Lines holding the string "rocks": copy each one from the listing below.

**DATA SECTION:**
____________
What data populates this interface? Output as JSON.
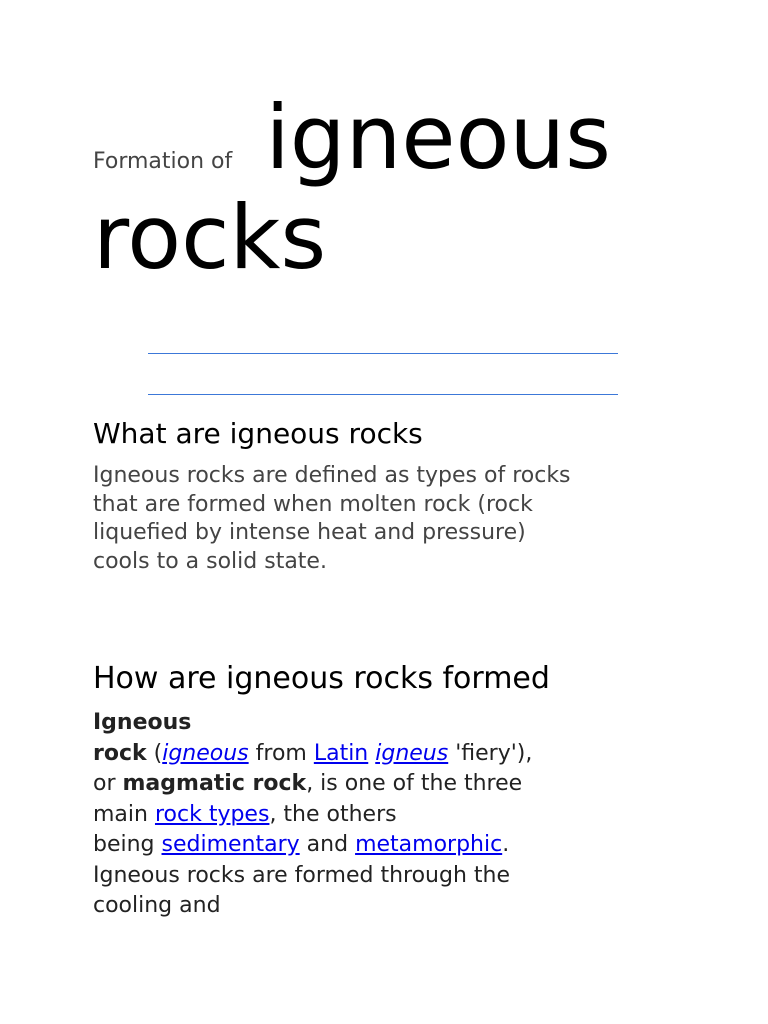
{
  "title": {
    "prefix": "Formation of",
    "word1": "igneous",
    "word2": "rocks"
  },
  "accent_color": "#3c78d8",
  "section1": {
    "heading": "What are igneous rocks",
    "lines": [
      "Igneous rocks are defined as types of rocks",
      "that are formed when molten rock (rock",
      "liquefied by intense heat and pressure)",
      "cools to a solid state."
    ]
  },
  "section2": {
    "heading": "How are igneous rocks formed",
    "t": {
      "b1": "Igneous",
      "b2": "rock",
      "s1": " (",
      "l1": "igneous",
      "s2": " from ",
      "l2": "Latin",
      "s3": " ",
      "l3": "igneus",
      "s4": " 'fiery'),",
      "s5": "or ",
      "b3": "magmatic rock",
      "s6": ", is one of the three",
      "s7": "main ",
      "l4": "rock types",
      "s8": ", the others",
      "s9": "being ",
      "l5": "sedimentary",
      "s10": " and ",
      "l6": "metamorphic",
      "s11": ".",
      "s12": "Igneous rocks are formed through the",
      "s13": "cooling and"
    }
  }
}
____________
**EXERCISE ANSWER:**
    "word2": "rocks"
    "heading": "What are igneous rocks",
      "Igneous rocks are defined as types of rocks",
    "heading": "How are igneous rocks formed",
      "s12": "Igneous rocks are formed through the",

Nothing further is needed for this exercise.